Unlike Juliet, a bona fide city dweller, Perry is drawn to the natural world (later becoming known as “Mr. Nature” due to his radio programs). He takes her to watch otters and observe other woodland creatures, including boxing hares. Birds also loom large in the book. Juliet is more associated with jewelry: a pair of diamond earrings borrowed to complete her transformation into a young woman of society, a ring from an aborted engagement, and strings of pearls. (Pearls are mentioned no fewer than ten times.)
I really loved reading this book, but it is one of those novels that for me, I dislike more and more as I have distance from the reading experience. There is nothing to fault in the writing, and the stylistic choices regarding themes and motifs are interesting if dense.
Atkinson also makes full use of literary references, pulling from myths, fairy tales, the Bible, Shakespeare, the 1940s cinema, and classical music. A full medley of spices, though I wondered if the recipe would have been more effective had Atkinson used fewer references more judiciously. It almost felt like she had a checklist of references she wanted to pack into the book without a clear purpose.
Perhaps the biggest issue I have with the book is that it took a completely unexpected turn and there was very little evidence for the plot twist. Especially when the book is dense with references and call-backs, having such a development with no warning feels manipulative and cheap, although I would listen to an argument that this reading experience–being surprised by a completely unexpected revelation–could very well represent MI5 who were so focused on fascists and Hitler’s allies that they failed to see threats from other quarters.

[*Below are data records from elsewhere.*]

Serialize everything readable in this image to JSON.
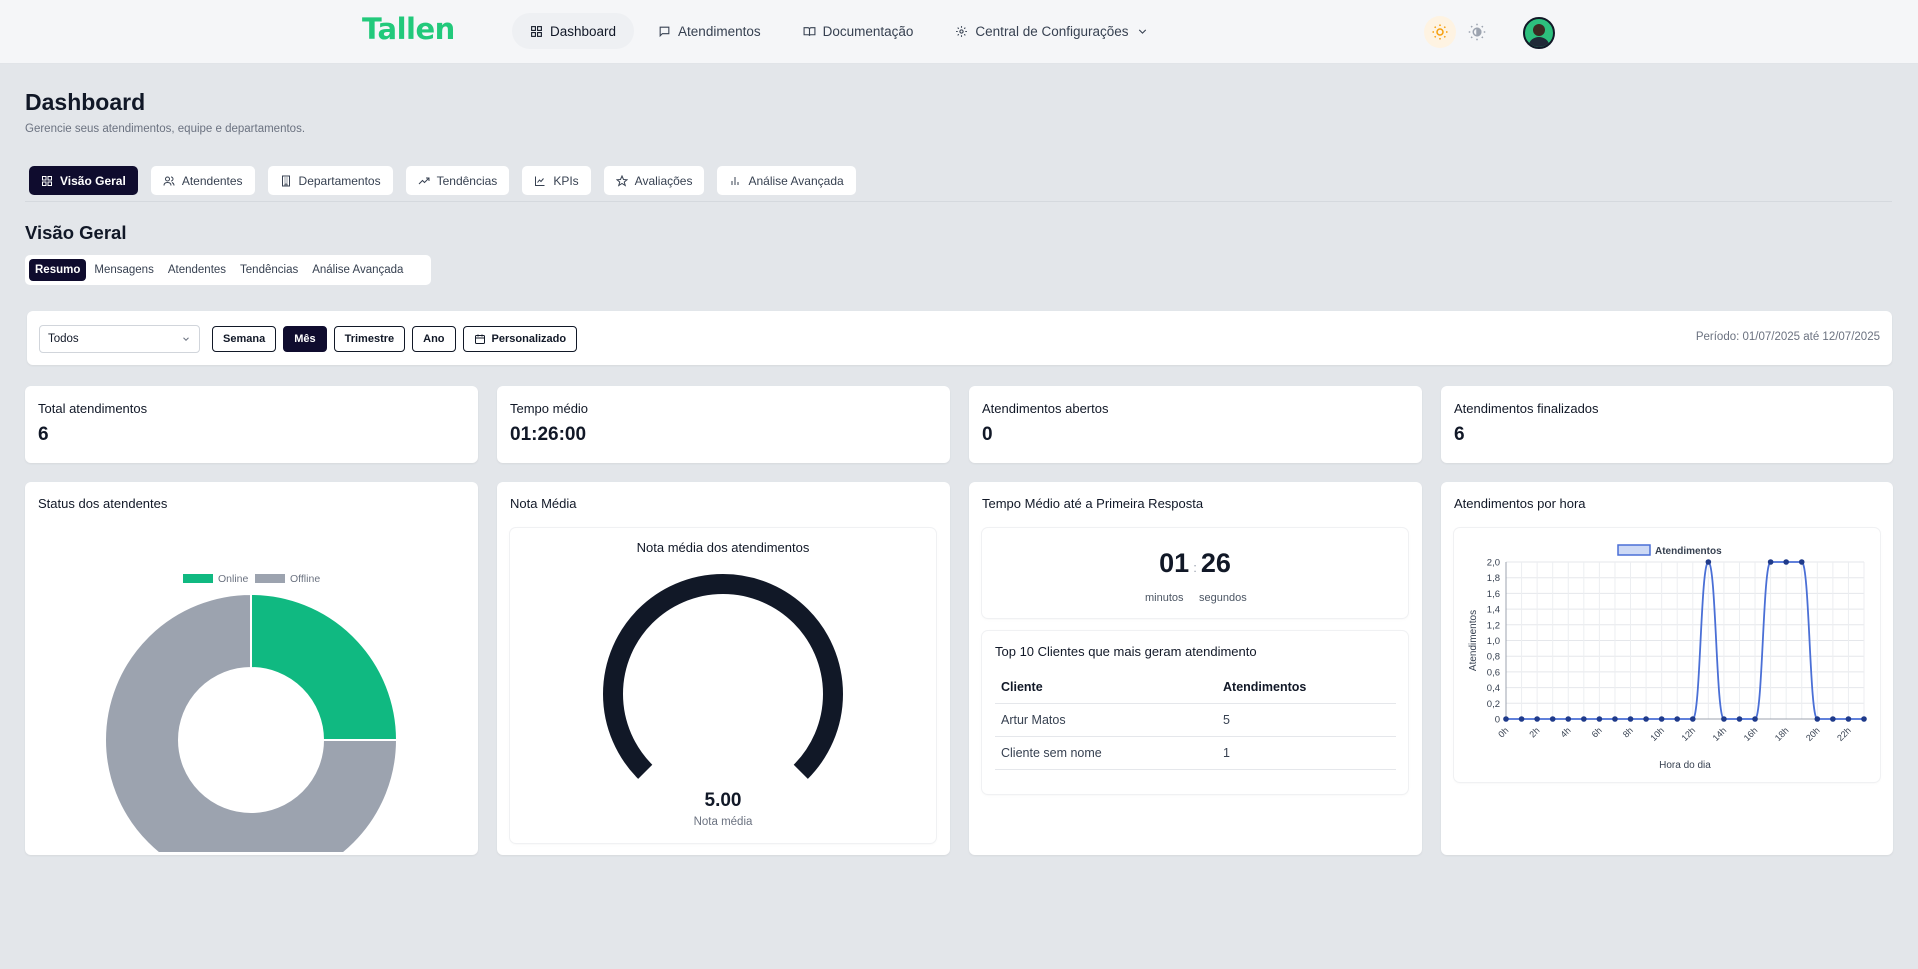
{
  "brand": {
    "logo": "Tallen",
    "accent": "#22c97b",
    "dark": "#0f0c2e"
  },
  "nav": [
    {
      "label": "Dashboard",
      "icon": "grid-icon",
      "active": true
    },
    {
      "label": "Atendimentos",
      "icon": "chat-icon"
    },
    {
      "label": "Documentação",
      "icon": "book-icon"
    },
    {
      "label": "Central de Configurações",
      "icon": "gear-icon"
    }
  ],
  "page": {
    "title": "Dashboard",
    "subtitle": "Gerencie seus atendimentos, equipe e departamentos."
  },
  "tabs": [
    {
      "label": "Visão Geral",
      "icon": "grid-icon",
      "active": true
    },
    {
      "label": "Atendentes",
      "icon": "users-icon"
    },
    {
      "label": "Departamentos",
      "icon": "building-icon"
    },
    {
      "label": "Tendências",
      "icon": "trend-icon"
    },
    {
      "label": "KPIs",
      "icon": "linechart-icon"
    },
    {
      "label": "Avaliações",
      "icon": "star-icon"
    },
    {
      "label": "Análise Avançada",
      "icon": "barchart-icon"
    }
  ],
  "section": {
    "title": "Visão Geral",
    "subtabs": [
      {
        "label": "Resumo",
        "active": true
      },
      {
        "label": "Mensagens"
      },
      {
        "label": "Atendentes"
      },
      {
        "label": "Tendências"
      },
      {
        "label": "Análise Avançada"
      }
    ]
  },
  "filters": {
    "select_value": "Todos",
    "periods": [
      {
        "label": "Semana"
      },
      {
        "label": "Mês",
        "active": true
      },
      {
        "label": "Trimestre"
      },
      {
        "label": "Ano"
      },
      {
        "label": "Personalizado",
        "icon": "calendar-icon"
      }
    ],
    "period_text": "Período: 01/07/2025 até 12/07/2025"
  },
  "stats": [
    {
      "label": "Total atendimentos",
      "value": "6"
    },
    {
      "label": "Tempo médio",
      "value": "01:26:00"
    },
    {
      "label": "Atendimentos abertos",
      "value": "0"
    },
    {
      "label": "Atendimentos finalizados",
      "value": "6"
    }
  ],
  "status_card": {
    "title": "Status dos atendentes"
  },
  "nota_card": {
    "title": "Nota Média",
    "chart_title": "Nota média dos atendimentos",
    "value": "5.00",
    "caption": "Nota média"
  },
  "resposta_card": {
    "title": "Tempo Médio até a Primeira Resposta",
    "minutes": "01",
    "separator": ":",
    "seconds": "26",
    "minutes_label": "minutos",
    "seconds_label": "segundos",
    "top_title": "Top 10 Clientes que mais geram atendimento",
    "columns": [
      "Cliente",
      "Atendimentos"
    ],
    "rows": [
      [
        "Artur Matos",
        "5"
      ],
      [
        "Cliente sem nome",
        "1"
      ]
    ]
  },
  "hora_card": {
    "title": "Atendimentos por hora"
  },
  "chart_data": [
    {
      "type": "pie",
      "categories": [
        "Online",
        "Offline"
      ],
      "values": [
        1,
        3
      ],
      "colors": [
        "#10b981",
        "#9ca3af"
      ],
      "legend": "top"
    },
    {
      "type": "gauge",
      "value": 5.0,
      "max": 5.0,
      "color": "#111827"
    },
    {
      "type": "line",
      "x": [
        "0h",
        "1h",
        "2h",
        "3h",
        "4h",
        "5h",
        "6h",
        "7h",
        "8h",
        "9h",
        "10h",
        "11h",
        "12h",
        "13h",
        "14h",
        "15h",
        "16h",
        "17h",
        "18h",
        "19h",
        "20h",
        "21h",
        "22h",
        "23h"
      ],
      "x_tick_labels": [
        "0h",
        "2h",
        "4h",
        "6h",
        "8h",
        "10h",
        "12h",
        "14h",
        "16h",
        "18h",
        "20h",
        "22h"
      ],
      "series": [
        {
          "name": "Atendimentos",
          "values": [
            0,
            0,
            0,
            0,
            0,
            0,
            0,
            0,
            0,
            0,
            0,
            0,
            0,
            2,
            0,
            0,
            0,
            2,
            2,
            2,
            0,
            0,
            0,
            0
          ]
        }
      ],
      "xlabel": "Hora do dia",
      "ylabel": "Atendimentos",
      "ylim": [
        0,
        2
      ],
      "y_ticks": [
        "0",
        "0,2",
        "0,4",
        "0,6",
        "0,8",
        "1,0",
        "1,2",
        "1,4",
        "1,6",
        "1,8",
        "2,0"
      ],
      "grid": true,
      "legend": "top",
      "color": "#4a6fd6"
    }
  ]
}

In any case, while I was quite enamored with the book as I read it, I am feeling disillusioned now that a few days have elapsed. I feel a bit manipulated and cross with Atkinson. If anyone else has read Transcription, I’d love to know your reactions.